* [DATA SHOWN]

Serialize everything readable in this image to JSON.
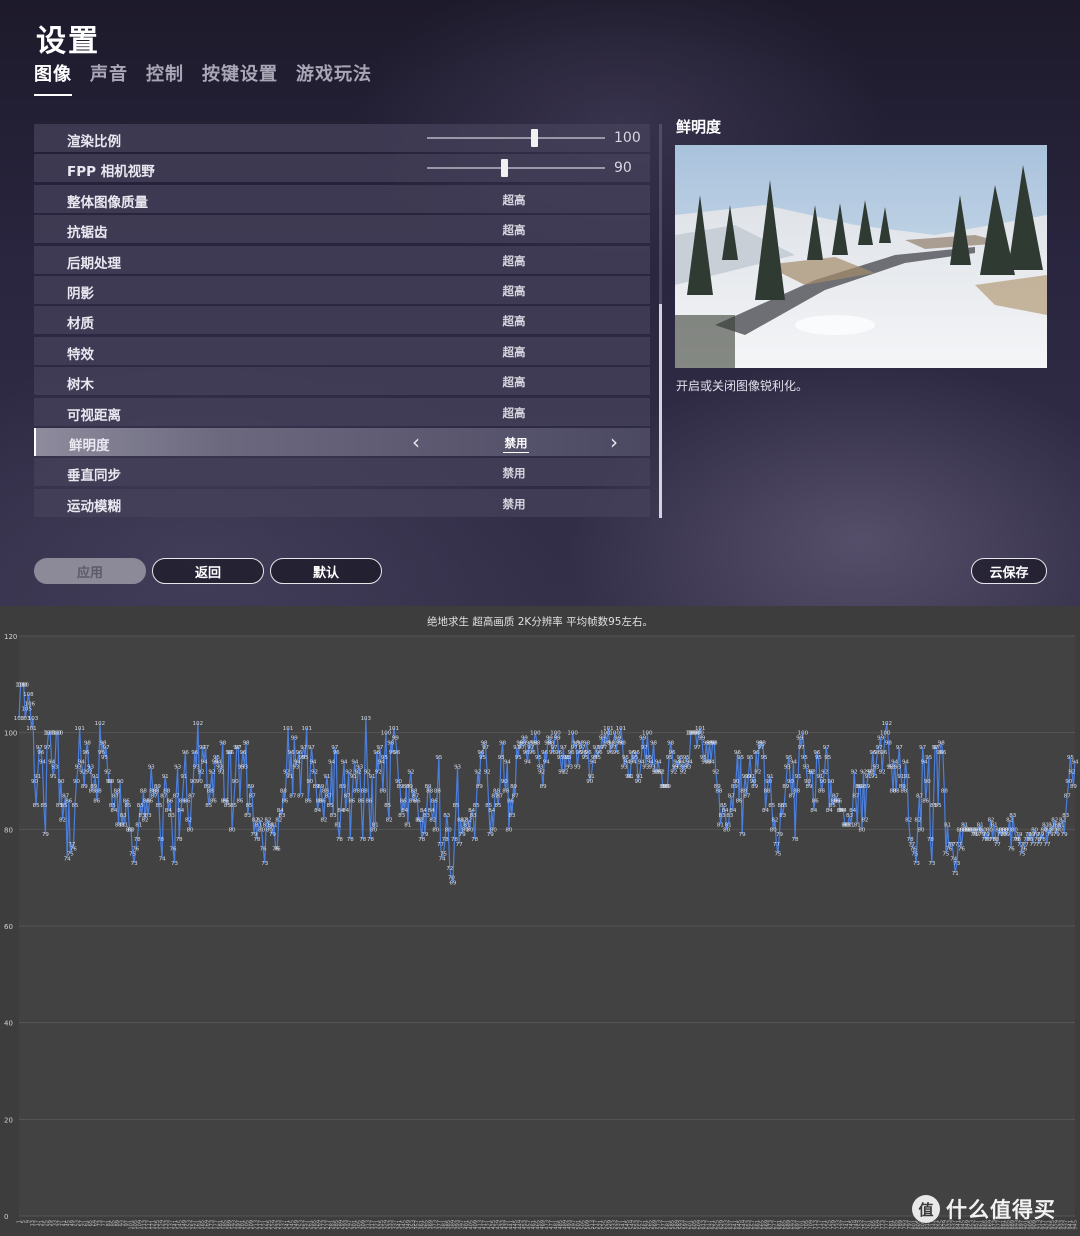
{
  "settings": {
    "title": "设置",
    "tabs": [
      {
        "label": "图像",
        "active": true
      },
      {
        "label": "声音",
        "active": false
      },
      {
        "label": "控制",
        "active": false
      },
      {
        "label": "按键设置",
        "active": false
      },
      {
        "label": "游戏玩法",
        "active": false
      }
    ],
    "rows": [
      {
        "label": "渲染比例",
        "type": "slider",
        "value": "100",
        "fraction": 0.6
      },
      {
        "label": "FPP 相机视野",
        "type": "slider",
        "value": "90",
        "fraction": 0.43
      },
      {
        "label": "整体图像质量",
        "type": "option",
        "value": "超高"
      },
      {
        "label": "抗锯齿",
        "type": "option",
        "value": "超高"
      },
      {
        "label": "后期处理",
        "type": "option",
        "value": "超高"
      },
      {
        "label": "阴影",
        "type": "option",
        "value": "超高"
      },
      {
        "label": "材质",
        "type": "option",
        "value": "超高"
      },
      {
        "label": "特效",
        "type": "option",
        "value": "超高"
      },
      {
        "label": "树木",
        "type": "option",
        "value": "超高"
      },
      {
        "label": "可视距离",
        "type": "option",
        "value": "超高"
      },
      {
        "label": "鲜明度",
        "type": "option",
        "value": "禁用",
        "selected": true
      },
      {
        "label": "垂直同步",
        "type": "option",
        "value": "禁用"
      },
      {
        "label": "运动模糊",
        "type": "option",
        "value": "禁用"
      }
    ],
    "preview": {
      "title": "鲜明度",
      "description": "开启或关闭图像锐利化。"
    },
    "buttons": {
      "apply": "应用",
      "back": "返回",
      "default": "默认",
      "cloud_save": "云保存"
    },
    "icons": {
      "prev": "chevron-left-icon",
      "next": "chevron-right-icon"
    }
  },
  "watermark": {
    "badge": "值",
    "text": "什么值得买"
  },
  "chart_data": {
    "type": "line",
    "title": "绝地求生 超高画质 2K分辨率 平均帧数95左右。",
    "ylim": [
      0,
      120
    ],
    "yticks": [
      0,
      20,
      40,
      60,
      80,
      100,
      120
    ],
    "color": "#4a7fe0",
    "x_start": 1,
    "x_end": 945,
    "x_tick_step": 4,
    "grid": true,
    "series": [
      {
        "values": [
          103,
          110,
          110,
          110,
          103,
          105,
          108,
          106,
          101,
          103,
          90,
          85,
          91,
          97,
          96,
          94,
          85,
          79,
          97,
          100,
          100,
          94,
          91,
          93,
          100,
          100,
          85,
          90,
          82,
          85,
          87,
          74,
          86,
          75,
          77,
          76,
          85,
          90,
          93,
          101,
          94,
          92,
          89,
          96,
          98,
          92,
          93,
          88,
          89,
          91,
          86,
          88,
          102,
          96,
          98,
          95,
          97,
          92,
          90,
          90,
          85,
          84,
          87,
          88,
          81,
          90,
          81,
          83,
          81,
          86,
          85,
          80,
          80,
          75,
          73,
          76,
          78,
          81,
          85,
          83,
          88,
          82,
          86,
          83,
          86,
          93,
          88,
          87,
          88,
          89,
          85,
          78,
          74,
          87,
          91,
          88,
          84,
          86,
          83,
          76,
          73,
          87,
          93,
          78,
          84,
          86,
          91,
          96,
          86,
          82,
          80,
          87,
          90,
          96,
          93,
          102,
          90,
          92,
          97,
          94,
          97,
          89,
          85,
          88,
          92,
          86,
          94,
          95,
          94,
          93,
          92,
          98,
          86,
          86,
          85,
          96,
          96,
          80,
          85,
          90,
          97,
          97,
          86,
          93,
          96,
          93,
          98,
          83,
          85,
          89,
          87,
          79,
          82,
          78,
          81,
          82,
          80,
          76,
          73,
          81,
          82,
          80,
          81,
          79,
          81,
          76,
          76,
          82,
          84,
          83,
          88,
          86,
          92,
          101,
          91,
          96,
          87,
          99,
          93,
          94,
          96,
          87,
          95,
          97,
          95,
          101,
          86,
          90,
          97,
          94,
          92,
          89,
          84,
          86,
          89,
          86,
          82,
          88,
          91,
          87,
          85,
          94,
          83,
          97,
          96,
          81,
          78,
          84,
          89,
          94,
          84,
          87,
          92,
          78,
          86,
          91,
          94,
          88,
          92,
          93,
          86,
          78,
          88,
          103,
          92,
          86,
          78,
          91,
          80,
          81,
          96,
          92,
          97,
          94,
          88,
          95,
          100,
          85,
          82,
          98,
          96,
          101,
          99,
          96,
          90,
          89,
          83,
          86,
          84,
          89,
          81,
          89,
          92,
          86,
          88,
          87,
          86,
          82,
          82,
          78,
          84,
          79,
          83,
          89,
          88,
          84,
          82,
          86,
          80,
          88,
          95,
          77,
          74,
          75,
          78,
          83,
          80,
          72,
          70,
          69,
          78,
          85,
          93,
          77,
          82,
          79,
          82,
          80,
          81,
          82,
          80,
          84,
          83,
          78,
          85,
          92,
          89,
          96,
          95,
          98,
          97,
          92,
          85,
          79,
          84,
          80,
          87,
          88,
          85,
          87,
          95,
          98,
          90,
          88,
          94,
          80,
          86,
          83,
          89,
          87,
          97,
          95,
          98,
          97,
          98,
          99,
          96,
          94,
          98,
          97,
          96,
          98,
          100,
          98,
          95,
          93,
          92,
          89,
          96,
          94,
          98,
          99,
          98,
          96,
          97,
          100,
          99,
          96,
          95,
          92,
          97,
          92,
          95,
          95,
          93,
          96,
          100,
          97,
          98,
          93,
          96,
          98,
          97,
          96,
          95,
          98,
          96,
          90,
          91,
          94,
          95,
          97,
          95,
          96,
          97,
          99,
          97,
          100,
          98,
          101,
          96,
          98,
          97,
          100,
          96,
          99,
          98,
          101,
          98,
          93,
          95,
          94,
          91,
          91,
          96,
          94,
          95,
          96,
          90,
          91,
          94,
          99,
          97,
          93,
          100,
          95,
          94,
          93,
          98,
          92,
          92,
          94,
          92,
          92,
          89,
          89,
          89,
          89,
          95,
          98,
          96,
          92,
          93,
          94,
          93,
          95,
          94,
          92,
          93,
          95,
          93,
          94,
          100,
          100,
          100,
          100,
          97,
          100,
          101,
          99,
          95,
          94,
          98,
          94,
          98,
          94,
          98,
          98,
          92,
          89,
          88,
          81,
          83,
          85,
          84,
          80,
          81,
          83,
          87,
          84,
          89,
          90,
          96,
          86,
          95,
          79,
          88,
          91,
          87,
          91,
          95,
          91,
          90,
          89,
          96,
          92,
          98,
          97,
          98,
          95,
          84,
          88,
          90,
          91,
          85,
          80,
          82,
          77,
          75,
          79,
          85,
          83,
          85,
          89,
          93,
          95,
          90,
          87,
          94,
          78,
          88,
          91,
          99,
          97,
          100,
          95,
          93,
          90,
          89,
          92,
          92,
          84,
          86,
          96,
          95,
          91,
          88,
          90,
          92,
          97,
          95,
          84,
          90,
          85,
          86,
          87,
          86,
          86,
          84,
          84,
          84,
          81,
          81,
          81,
          83,
          81,
          84,
          92,
          87,
          81,
          89,
          89,
          80,
          92,
          82,
          89,
          91,
          92,
          92,
          96,
          91,
          93,
          96,
          97,
          99,
          92,
          96,
          100,
          102,
          98,
          93,
          93,
          88,
          94,
          88,
          93,
          97,
          91,
          89,
          88,
          94,
          91,
          82,
          78,
          77,
          76,
          75,
          73,
          82,
          87,
          80,
          97,
          94,
          86,
          90,
          95,
          78,
          73,
          85,
          97,
          97,
          85,
          96,
          98,
          96,
          88,
          75,
          81,
          76,
          77,
          77,
          74,
          71,
          73,
          77,
          80,
          76,
          80,
          81,
          80,
          80,
          80,
          80,
          80,
          79,
          79,
          80,
          80,
          81,
          79,
          80,
          78,
          79,
          78,
          80,
          82,
          78,
          81,
          78,
          77,
          80,
          79,
          80,
          79,
          80,
          79,
          80,
          82,
          76,
          83,
          80,
          78,
          78,
          79,
          77,
          75,
          76,
          77,
          78,
          79,
          78,
          79,
          77,
          80,
          79,
          78,
          77,
          79,
          78,
          80,
          81,
          77,
          80,
          79,
          81,
          80,
          82,
          79,
          81,
          80,
          81,
          82,
          79,
          83,
          87,
          90,
          95,
          92,
          89,
          94
        ]
      }
    ]
  }
}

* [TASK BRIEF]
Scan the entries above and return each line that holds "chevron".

* [RESPONSE]
      "prev": "chevron-left-icon",
      "next": "chevron-right-icon"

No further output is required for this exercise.